[DATA FOR THIS EXERCISE — start]

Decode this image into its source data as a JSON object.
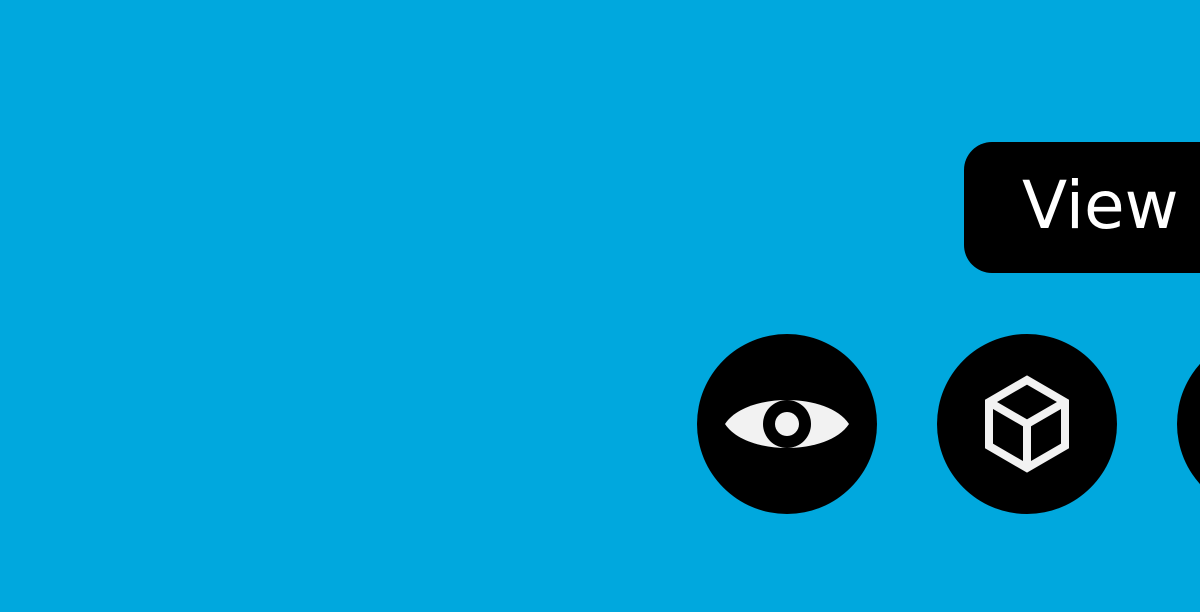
{
  "tooltip": {
    "label": "View"
  },
  "toolbar": {
    "buttons": [
      {
        "icon": "eye-icon"
      },
      {
        "icon": "cube-icon"
      },
      {
        "icon": "unknown-icon"
      }
    ]
  },
  "colors": {
    "background": "#00a8de",
    "button": "#000000",
    "icon": "#f2f2f2",
    "tooltip_text": "#ffffff"
  }
}
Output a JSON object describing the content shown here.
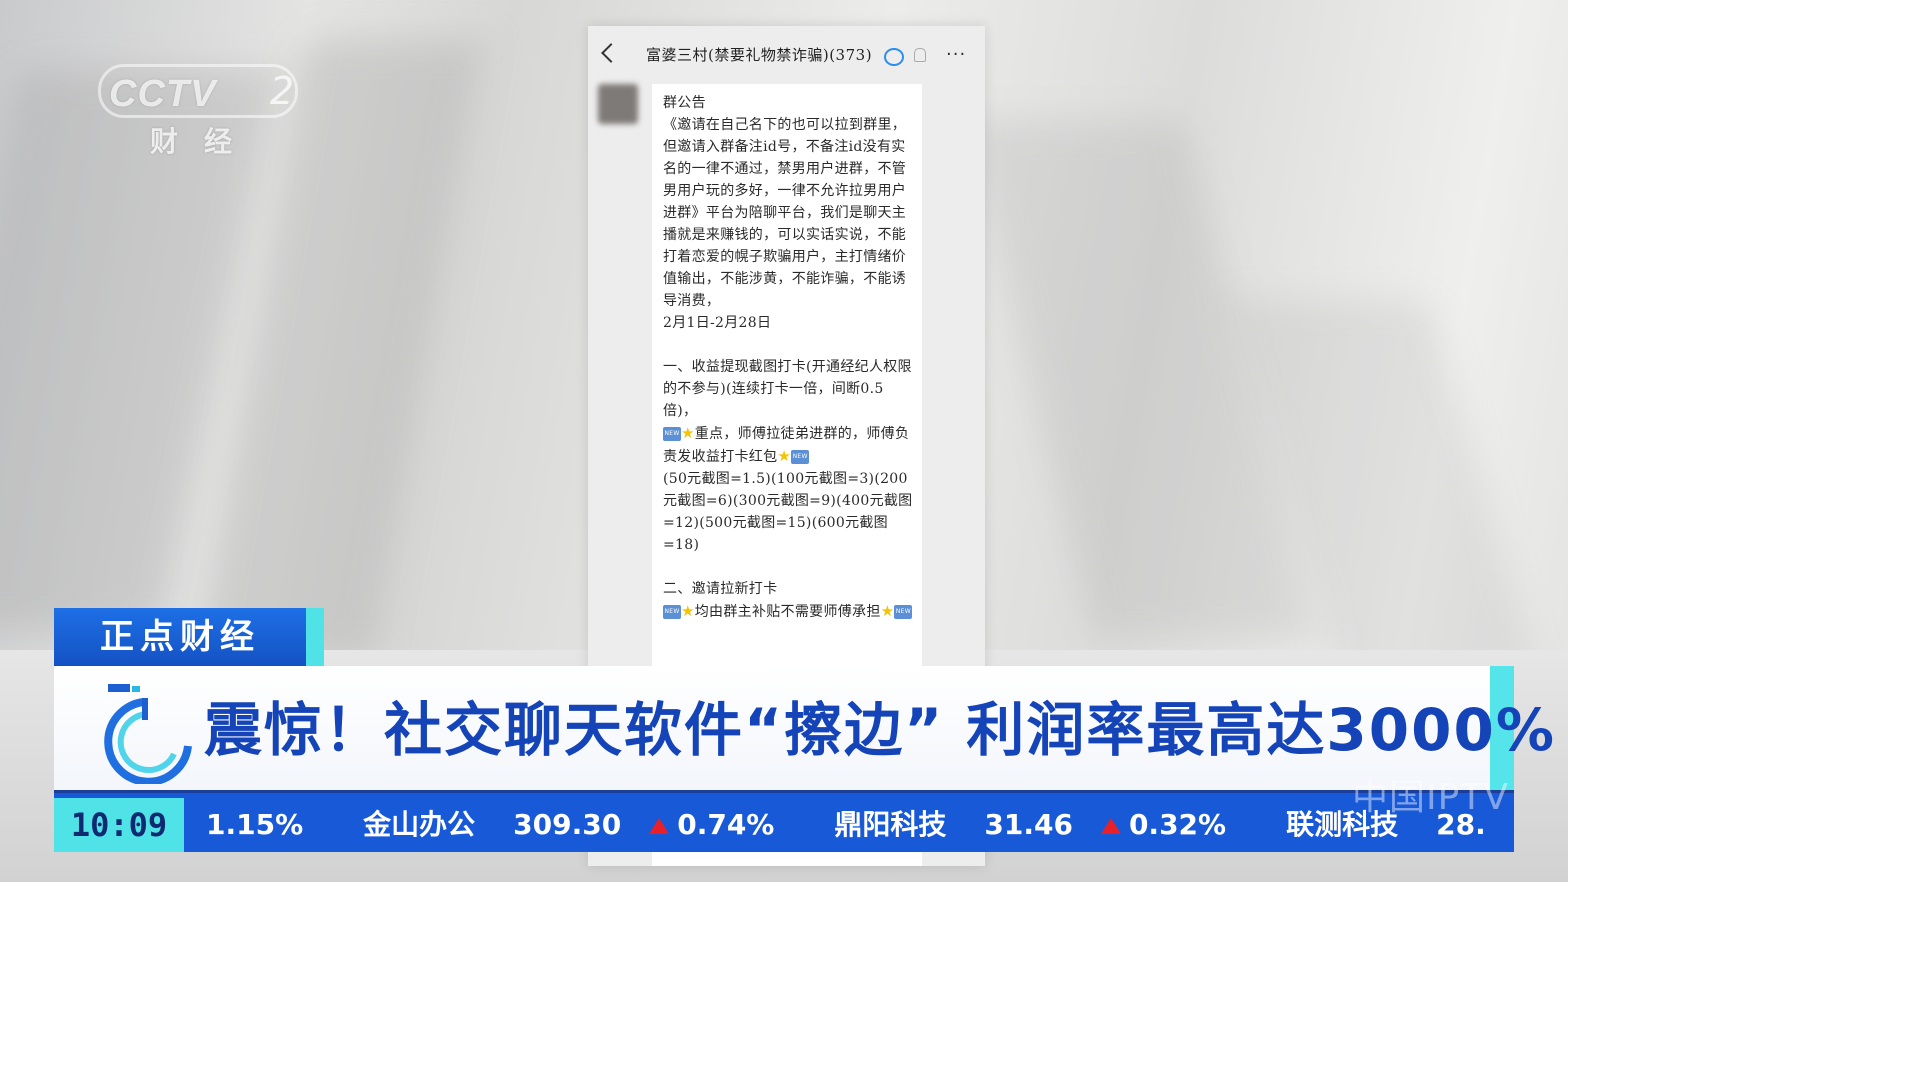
{
  "channel": {
    "logo_text": "CCTV",
    "logo_number": "2",
    "logo_sub": "财经"
  },
  "chat": {
    "title": "富婆三村(禁要礼物禁诈骗)(373)",
    "bubble_lines": [
      "群公告",
      "《邀请在自己名下的也可以拉到群里，但邀请入群备注id号，不备注id没有实名的一律不通过，禁男用户进群，不管男用户玩的多好，一律不允许拉男用户进群》平台为陪聊平台，我们是聊天主播就是来赚钱的，可以实话实说，不能打着恋爱的幌子欺骗用户，主打情绪价值输出，不能涉黄，不能诈骗，不能诱导消费，",
      "2月1日-2月28日"
    ],
    "section1_title": "一、收益提现截图打卡(开通经纪人权限的不参与)(连续打卡一倍，间断0.5倍)，",
    "section1_note": "重点，师傅拉徒弟进群的，师傅负责发收益打卡红包",
    "section1_rates": "(50元截图=1.5)(100元截图=3)(200元截图=6)(300元截图=9)(400元截图=12)(500元截图=15)(600元截图=18)",
    "section2_title": "二、邀请拉新打卡",
    "section2_note": "均由群主补贴不需要师傅承担",
    "new_label": "NEW"
  },
  "lower_third": {
    "program": "正点财经",
    "headline": "震惊！社交聊天软件“擦边” 利润率最高达3000%",
    "clock": "10:09"
  },
  "ticker": {
    "items": [
      {
        "text": "1.15%"
      },
      {
        "text": "金山办公"
      },
      {
        "text": "309.30"
      },
      {
        "text": "0.74%",
        "up": true
      },
      {
        "text": "鼎阳科技"
      },
      {
        "text": "31.46"
      },
      {
        "text": "0.32%",
        "up": true
      },
      {
        "text": "联测科技"
      },
      {
        "text": "28."
      }
    ]
  },
  "watermark": "中国IPTV",
  "colors": {
    "headline_blue": "#1444b8",
    "ticker_blue": "#1859d8",
    "accent_cyan": "#4fe3e8",
    "up_red": "#e8202a"
  }
}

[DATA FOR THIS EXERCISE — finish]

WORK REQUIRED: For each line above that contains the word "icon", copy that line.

FINISHED TASK:
        "icon": "eye-icon"
        "icon": "cube-icon"
        "icon": "unknown-icon"
    "icon": "#f2f2f2",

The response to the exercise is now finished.